Alex Anderson enumerates the different ways clubs symbolise their trophies and the confussion it can generate
During the TV coverage of the Premier League’s finale last season, I was puzzled that Manchester City had three stars on their jerseys when they were going for their third title. It turns out that the stars are purely decorative, not above the City crest but part of it. I am no longer confident about what’s symbolised by any stars sewn onto any jersey.
At Euro 2012 England wore one for their solitary World Cup, Denmark dropped the one they formerly wore for their 1992 European Championship triumph and Germany’s trio could stand for either of the two major trophies they’ve won three times.
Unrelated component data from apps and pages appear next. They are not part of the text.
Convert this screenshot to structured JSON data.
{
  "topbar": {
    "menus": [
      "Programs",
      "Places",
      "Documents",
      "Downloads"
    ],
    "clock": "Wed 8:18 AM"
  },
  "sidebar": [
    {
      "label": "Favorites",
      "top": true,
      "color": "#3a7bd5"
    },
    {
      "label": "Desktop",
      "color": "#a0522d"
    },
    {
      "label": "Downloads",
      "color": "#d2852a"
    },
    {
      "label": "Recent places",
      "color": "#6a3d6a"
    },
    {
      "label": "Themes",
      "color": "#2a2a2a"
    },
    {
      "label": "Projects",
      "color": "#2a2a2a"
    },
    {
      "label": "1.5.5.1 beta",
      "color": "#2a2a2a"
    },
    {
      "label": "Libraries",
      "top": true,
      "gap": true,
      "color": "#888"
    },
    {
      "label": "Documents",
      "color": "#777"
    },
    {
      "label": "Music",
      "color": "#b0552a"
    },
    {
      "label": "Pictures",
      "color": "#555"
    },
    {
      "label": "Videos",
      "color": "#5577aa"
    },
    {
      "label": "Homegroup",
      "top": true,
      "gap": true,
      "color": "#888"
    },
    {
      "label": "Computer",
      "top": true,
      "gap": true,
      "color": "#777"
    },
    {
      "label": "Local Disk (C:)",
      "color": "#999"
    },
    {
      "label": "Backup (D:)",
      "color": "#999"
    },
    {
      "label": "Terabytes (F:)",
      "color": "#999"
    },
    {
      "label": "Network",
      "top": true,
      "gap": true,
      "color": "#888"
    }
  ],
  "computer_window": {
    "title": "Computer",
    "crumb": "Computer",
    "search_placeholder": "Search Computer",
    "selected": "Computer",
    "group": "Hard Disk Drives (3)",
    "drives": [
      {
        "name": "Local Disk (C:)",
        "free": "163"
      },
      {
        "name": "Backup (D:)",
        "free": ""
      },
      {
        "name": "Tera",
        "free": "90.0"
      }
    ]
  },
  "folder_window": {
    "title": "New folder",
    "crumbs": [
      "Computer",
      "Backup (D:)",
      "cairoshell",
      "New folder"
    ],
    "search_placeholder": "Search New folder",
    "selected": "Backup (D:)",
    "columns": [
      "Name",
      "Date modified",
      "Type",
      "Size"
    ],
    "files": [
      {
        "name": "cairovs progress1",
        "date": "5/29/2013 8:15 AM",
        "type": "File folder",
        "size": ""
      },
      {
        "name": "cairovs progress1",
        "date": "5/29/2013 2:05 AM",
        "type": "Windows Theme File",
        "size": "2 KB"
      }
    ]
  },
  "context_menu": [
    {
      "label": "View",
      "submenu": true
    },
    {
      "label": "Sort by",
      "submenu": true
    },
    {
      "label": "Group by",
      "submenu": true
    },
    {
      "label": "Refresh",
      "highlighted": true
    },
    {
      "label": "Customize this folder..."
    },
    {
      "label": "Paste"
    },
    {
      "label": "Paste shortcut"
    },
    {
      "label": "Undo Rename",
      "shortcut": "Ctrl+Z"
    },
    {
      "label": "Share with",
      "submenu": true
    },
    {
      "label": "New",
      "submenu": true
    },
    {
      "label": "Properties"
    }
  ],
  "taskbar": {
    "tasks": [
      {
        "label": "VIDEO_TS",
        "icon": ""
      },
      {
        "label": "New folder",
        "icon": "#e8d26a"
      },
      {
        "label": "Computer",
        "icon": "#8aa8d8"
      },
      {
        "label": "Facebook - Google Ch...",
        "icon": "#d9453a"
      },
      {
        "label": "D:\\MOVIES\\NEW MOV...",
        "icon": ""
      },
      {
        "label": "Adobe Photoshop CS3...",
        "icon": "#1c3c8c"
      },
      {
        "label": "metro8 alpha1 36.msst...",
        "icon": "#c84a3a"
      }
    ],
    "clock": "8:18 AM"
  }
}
Uruguay’s Olympic team bore no stars this summer yet their full international side wears four, two of which denote their 1924 and 1928 Olympic football golds. Saint-Étienne, the only club to win ten French championships, wear one star over their crest but they have a star on their back too. For what?
During Sky’s Champions League Goals shows I couldn’t figure out how one UEFA Cup entitled Galatasaray to three stars. There was no explanation from Jamie or Jeff so I was forced to consult Wikipedia and the football yearbooks. Apart from discovering Fenerbahçe wear two stars within their crest as well as three above, it became obvious Turkish clubs adhere to a quota of five championships per star.
When Ipswich and Huddersfield drew 2-2 this season, the Football League Show unknowingly highlighted a confounding 3-3 in terms of stars: the Terriers commemorate their three straight English Championships while the hosts mark their 1962 League title, 1978 FA Cup and 1981 UEFA Cup. The stars were identically proportioned and positioned on both strips. There’s neither enough difference nor similarity in what each represents to deduce a conclusive formula – Huddersfield have ignored their 1922 FA Cup. Will Ipswich only add a fourth star for their first League Cup or Champions League?
I always assumed that this self-aggrandisement was invented by Juventus, the only Italian club with two stars. In a country where the most recognisable symbol of a league champion isn’t a trophy but a little shield – the scudetto – worn on the players’ jerseys, it’s appropriate that every tenth Serie A title earns you a stella. Exactly when the rest of the world joined in, I can’t recall. Perhaps it was the influence of Channel 4’s Serie A coverage. Rangers put five stars above the crest upon securing a 50th League title in 2002-03 but I don’t remember them ever wearing four. At the time Celtic were on 39 titles and duly produced a strip with just one star, symbolising the only major trophy they’d won which Rangers hadn’t – the European Cup.
Bayern Munich wear four for their European Cup and Champions League wins of 1974-76 and 2001. Do German fans think Rangers have been European Champions five times? Do Italians think Celtic boast fewer than 20 Scottish championships? Then there’s Aberdeen’s pair. Rather than dividing their four League titles by two, it’s one for the 1983 Cup-Winners Cup and another for their subsequent Super Cup. The Dons are isolated in granting the Charity Shield of continental football a star but there are no rules so, if they think it’s worth it, why not? Perhaps stars are the one jersey decoration with which football teams speak exclusively to their fans, saying only “this meant something to us”. After all, Uruguay’s Olympic titles came before the World Cup existed – when the Olympics were de facto football world championships.
UEFA, always eager to quash deregulation, have taken some steps towards addressing star congestion with their “former multiple winner” sleeve patch, worn in the Champions League by the likes of Real Madrid, Ajax and AC Milan. It shows a single European Cup trophy with a number between the upper curves of the handles; just change the number whenever you regain the trophy.
In September Chelsea, wearing the “reigning champions” patch but no star, met a club with tiny gold writing below their crest – 30 sul campo (30 on the pitch). Stripped of their 28th and 29th championships after the Calciopoli corruption scandal, Juventus now refuse to wear two stars because they feel last season’s legitimate scudetto entitles them to a third. Clear as ever, then.
From WSC 310 November 2012